Everyone heard, everyone looked, but not at Walt, at the car and in panic, with shrieks, shouts and pushing, the crowd dispersed. Walt too, he ran as fast as he could away from the car and towards the station, where unbelievably his train was already there, waiting on the tracks.
Walt wondered later that day, in the evening as he watched the evening news and watching the headline news about a bomb scare in Richmond High Street, which had resulted in a controlled explosion and a man now being questioned by the police, questioned about his car and Walt wondered if it really had been Ed Washington’s car.
It certainly looked like his car, but it was so hard to tell, Walt knew so little about cars.
Walt probably would have walked away then, continued to the station and travelled home, forgetting all about Ed Washington, about his car and his selfish parking, if it hadn’t been for the unexpected tap on his shoulder.
‘Excuse me, Sir.’ A voice asked, speaking in a clear and authoritative enough voice that Walt knew even before he had turned around that it was a policeman.
Walt turned and saw to his surprise the policeman was on a horse. The policeman looked down at Walt, the expression on his face masked by the sharp peek of his riding hat. He frowned.
‘Is this your car?’ the policeman asked.
Walt took a deep breath before answering, the presence of the horse’s giant head, its snorting nostrils, so close to his, causing him to feel a little flustered, a little disorientated, as if too many things were happening at once.
‘Yes.’ Walt replied and before he could correct himself, which he desperately knew he had to do, the policeman continued.
‘and you realize that this vehicle is parked illegally on a public though fare?’
‘Yes.’ Walt said again

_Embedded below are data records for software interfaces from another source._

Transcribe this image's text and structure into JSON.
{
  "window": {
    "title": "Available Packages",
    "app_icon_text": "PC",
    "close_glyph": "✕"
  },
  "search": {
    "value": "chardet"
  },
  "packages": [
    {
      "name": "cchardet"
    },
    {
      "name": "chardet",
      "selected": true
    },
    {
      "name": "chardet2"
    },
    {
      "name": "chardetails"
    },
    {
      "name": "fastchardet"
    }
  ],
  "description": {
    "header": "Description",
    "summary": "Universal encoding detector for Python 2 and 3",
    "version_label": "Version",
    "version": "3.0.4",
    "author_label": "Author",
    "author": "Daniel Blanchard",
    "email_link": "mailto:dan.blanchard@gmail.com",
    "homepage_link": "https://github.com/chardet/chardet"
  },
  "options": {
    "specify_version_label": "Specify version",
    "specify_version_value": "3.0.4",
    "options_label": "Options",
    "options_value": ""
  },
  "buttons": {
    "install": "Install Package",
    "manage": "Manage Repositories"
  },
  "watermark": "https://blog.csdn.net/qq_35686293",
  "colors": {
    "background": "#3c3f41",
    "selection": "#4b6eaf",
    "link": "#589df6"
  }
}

‘Well could you move it, please.’ The policeman asked, which surprised Walt and not just because the policeman was letting the owner of the car, who he thought was Walt, off with not so much as a parking ticket, but because he had even said please.

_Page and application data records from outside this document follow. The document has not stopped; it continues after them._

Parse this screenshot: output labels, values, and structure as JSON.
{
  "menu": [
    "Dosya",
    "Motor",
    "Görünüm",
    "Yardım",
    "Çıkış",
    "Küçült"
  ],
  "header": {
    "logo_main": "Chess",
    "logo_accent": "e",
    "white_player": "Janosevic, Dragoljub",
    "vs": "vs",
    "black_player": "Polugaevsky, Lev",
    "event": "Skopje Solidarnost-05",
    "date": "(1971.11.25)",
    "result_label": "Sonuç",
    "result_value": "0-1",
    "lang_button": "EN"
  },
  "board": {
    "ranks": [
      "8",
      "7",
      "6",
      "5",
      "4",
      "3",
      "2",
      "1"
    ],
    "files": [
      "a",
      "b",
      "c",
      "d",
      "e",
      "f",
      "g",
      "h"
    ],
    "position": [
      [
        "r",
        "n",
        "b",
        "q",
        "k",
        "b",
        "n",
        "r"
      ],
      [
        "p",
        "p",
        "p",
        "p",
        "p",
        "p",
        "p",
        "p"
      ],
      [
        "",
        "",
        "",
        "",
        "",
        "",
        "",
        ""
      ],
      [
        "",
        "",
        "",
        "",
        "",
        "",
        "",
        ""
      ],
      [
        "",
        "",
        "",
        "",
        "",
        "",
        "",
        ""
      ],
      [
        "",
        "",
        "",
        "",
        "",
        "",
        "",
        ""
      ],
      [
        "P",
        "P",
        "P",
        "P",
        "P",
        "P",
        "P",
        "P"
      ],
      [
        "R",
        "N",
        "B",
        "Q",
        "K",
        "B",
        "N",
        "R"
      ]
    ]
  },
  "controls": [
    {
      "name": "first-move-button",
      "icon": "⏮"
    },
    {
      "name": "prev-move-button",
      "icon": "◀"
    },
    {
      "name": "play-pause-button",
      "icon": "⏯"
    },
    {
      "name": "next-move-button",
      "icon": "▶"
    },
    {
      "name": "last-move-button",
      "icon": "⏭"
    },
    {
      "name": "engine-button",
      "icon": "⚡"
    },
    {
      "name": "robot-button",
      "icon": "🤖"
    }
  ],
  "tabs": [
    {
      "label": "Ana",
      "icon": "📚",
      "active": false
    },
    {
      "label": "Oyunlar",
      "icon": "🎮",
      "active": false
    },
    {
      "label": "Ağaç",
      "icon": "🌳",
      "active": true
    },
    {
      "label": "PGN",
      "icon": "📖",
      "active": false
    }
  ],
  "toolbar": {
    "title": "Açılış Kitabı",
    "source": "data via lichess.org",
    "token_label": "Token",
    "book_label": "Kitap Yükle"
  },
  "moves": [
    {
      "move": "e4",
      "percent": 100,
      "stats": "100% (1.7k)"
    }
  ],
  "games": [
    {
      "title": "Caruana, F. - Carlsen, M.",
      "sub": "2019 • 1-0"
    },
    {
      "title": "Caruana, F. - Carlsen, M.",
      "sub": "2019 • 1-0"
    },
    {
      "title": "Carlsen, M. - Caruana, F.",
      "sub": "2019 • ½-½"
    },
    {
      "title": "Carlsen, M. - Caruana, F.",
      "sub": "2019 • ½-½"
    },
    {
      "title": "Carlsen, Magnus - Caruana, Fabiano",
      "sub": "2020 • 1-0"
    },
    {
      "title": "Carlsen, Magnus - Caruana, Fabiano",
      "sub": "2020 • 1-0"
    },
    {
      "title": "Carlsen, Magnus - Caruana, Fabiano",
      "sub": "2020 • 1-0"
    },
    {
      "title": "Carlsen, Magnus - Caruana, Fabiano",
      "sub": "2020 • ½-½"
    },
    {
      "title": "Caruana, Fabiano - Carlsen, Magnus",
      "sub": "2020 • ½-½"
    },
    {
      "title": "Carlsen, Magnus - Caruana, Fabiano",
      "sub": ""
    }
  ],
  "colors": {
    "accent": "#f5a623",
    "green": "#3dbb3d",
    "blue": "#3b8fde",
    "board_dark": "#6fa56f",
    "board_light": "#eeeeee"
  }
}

‘Sorry?’ Walt asked.
‘Move your car please, Sir.’ The policeman repeated in a clear voice, and without even a hint of annoyance, even calling Walt Sir. No, thought Walt, this won’t do. He can’t get away with this, he needs a fine at least, his car towed, something, Walt thought, anything. And suddenly Walt had an idea.
‘No.’ Walt said to the policeman.

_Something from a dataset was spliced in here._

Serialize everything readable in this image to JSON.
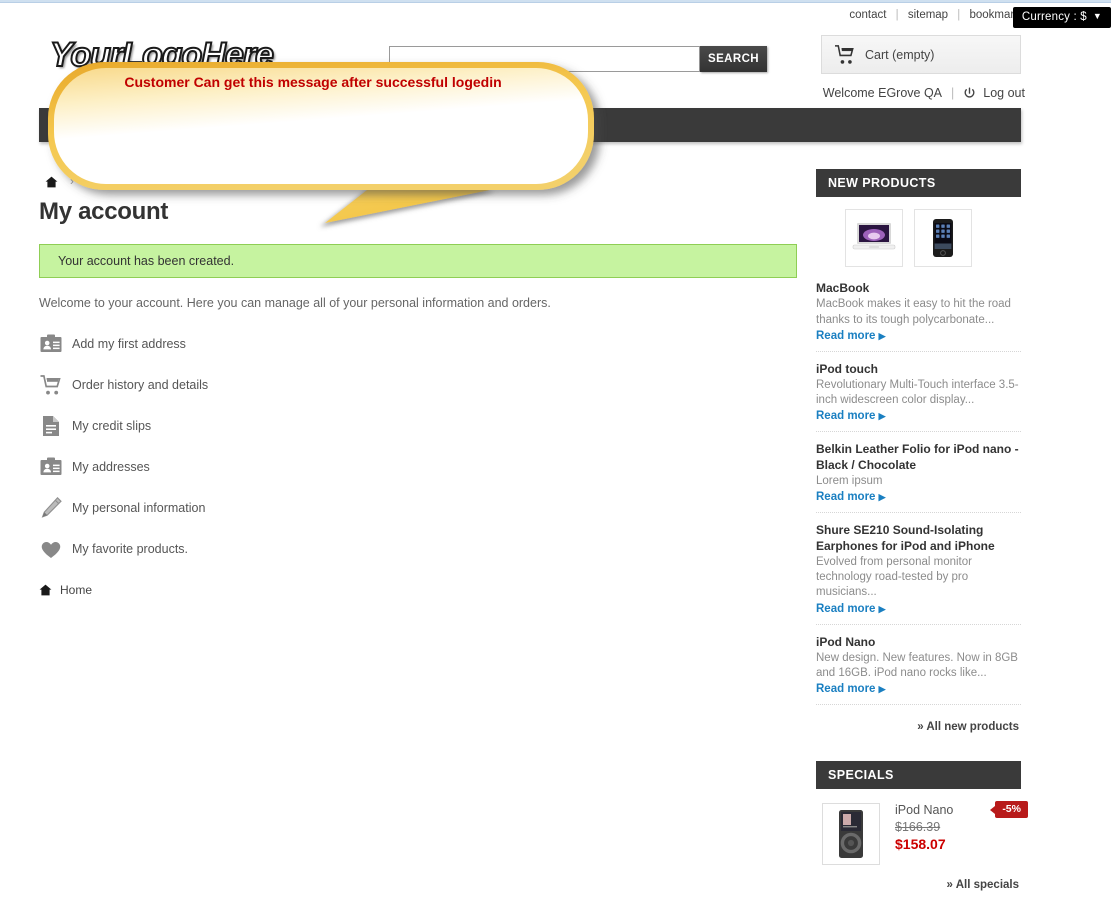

‘What?’ replied the Policeman, his horse shifting on its feet beneath him.
‘No, I won’t move my car. It’s staying here.’ Walt said.
The policeman lifted the radio he had attached to his black stab vest. He muttered something into the speaker grill, then looked down again at Walt.
‘Right, what’s your name?’
‘Washington.’ Walt replied, speaking with a confidence he would never have summoned had he been giving his own name, ‘Ed Washington.’
‘And is there any reason why you are refusing to move your car?’
‘There’s a bomb inside.’ Walt replied, speaking loudly enough that not only the policeman could hear, but also the crowd of people who had gather, some still trying to get past the car on the pavement, but some who had simple stopped to watch too. A shocked gasp rose from some of the spectators.
‘A what?’ the policeman widened his eyes.
‘A bomb. There’s a bomb in my car. So I can’t move it you see, because if I did then I wouldn’t be able to blow up this shop here.’ Walt pointed to the shop the car was parked in front of. It sold cosmetics, had brown and gold frontage.
‘Now listen here, mate.’ The policeman leant forward on his horse and spoke in a whispered voice so that only Walt would here, ‘This better not be a fucking joke because you are about to get yourself into some serious fucking trouble.’ And he spoke exactly how Walt though he ought to speak, no more Sir or Please.
‘Not a joke,’ Walt replied, ‘there’s a bomb in this car and I’m a terrorist. My name’s Ed Washington.’ And before the policeman could say any more, and certainly before any other police arrived, Walt ran as fast as he could away from the car, up a side street and jumped onto a bus that would take him away from the town centre.